Starring Matt Rawle as the titular masked crusader of 19th-century California, this swashbuckling tale centres around the imperial Spanish pueblo of Los Angeles. This outpost is a remarkably attractive little fortress: sun-bleached stockades in rising tiers (designed by Tom Piper). However, life's no beach for its inhabitants as they find themselves under the dastardly military rule of Adam Levy's Ramon. This usurper has fooled everyone that the benign old governor is dead. It's amazing what you can do with a coffin full of rocks. And now he's taken to hanging the poor peasants in droves. No wonder they're kicking up a fuss.
The en masse choreography in the market square is exhilaratingly thunderous with fast-rapping zapateado heels. It's like a fantastic syncopated stampede, accompanied by angry shouts and whirling gypsy skirts. The chorus's more grief-stricken ululating songs – going back to flamenco's Spanish-Moorish roots – are spellbinding, too. This is musical with more authenticity and artistic calibre than usual.
Unfortunately, it's like an endless game of snakes and ladders. Just when you think the production values have shot upmarket, the quality comes slithering down to risible tat. Perhaps the hero's trademark Z – which, indeed, descends from the flies at one point – is one giant slippery slope. Zorraaargh. The sword fights are scintillating, yet the flying around on ropes is – erm – embarrassingly ropey. Stephen Clark's book and lyrics make little attempt to rescue anyone from the realms of pulp fiction, with only a few sparks of tongue-in-cheek wit. The acting is uneven and Emma Williams is rather a drip as Zorro's sweetheart Luisa. No matter though, the multi-talented Rawle exudes terrific charismatic swish.
Finally, a psychotic saddo is loitering in Hangover Square, Patrick Hamilton's 1930s tale of obsession and alcoholism, seedy digs and murderously bitter misogyny.

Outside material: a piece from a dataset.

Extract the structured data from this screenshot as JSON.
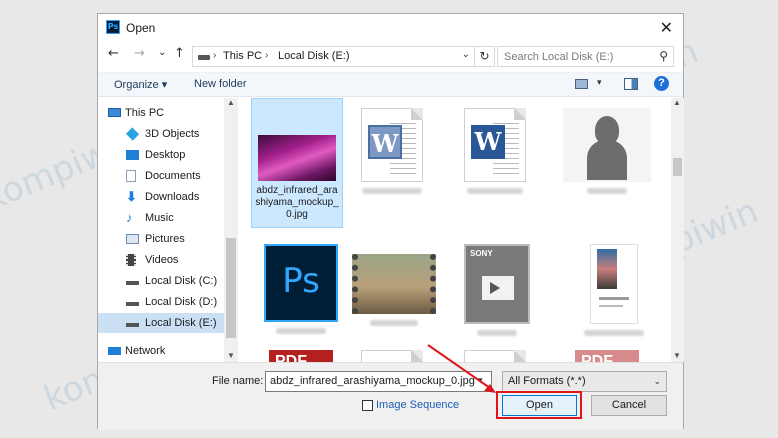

This is an admirable fringe revival, at once claustrophobic and sensually fluid, directed by Gemma Fairlie. Fidelis Morgan's adaptation plays particularly disturbing games with doppelgängers as Matthew Flynn's nerdy yet menacing George fantasises about an actress on the skids called Netta. As if he's seeing double, she is simultaneously played by two actresses: husky, sorrowful Caroline Faber and brittle Clare Calbraith. They prowl round him like a mocking floozy and an imaginary friend, half-encouraging him to kill. Scarily twisted.
'The Female of the Species' (0870 040 0046) to 4 Oct; 'Zorro' (0870 040 0046) to 10 Jan; 'Hangover Square' (0844 847 1652) to 2 Aug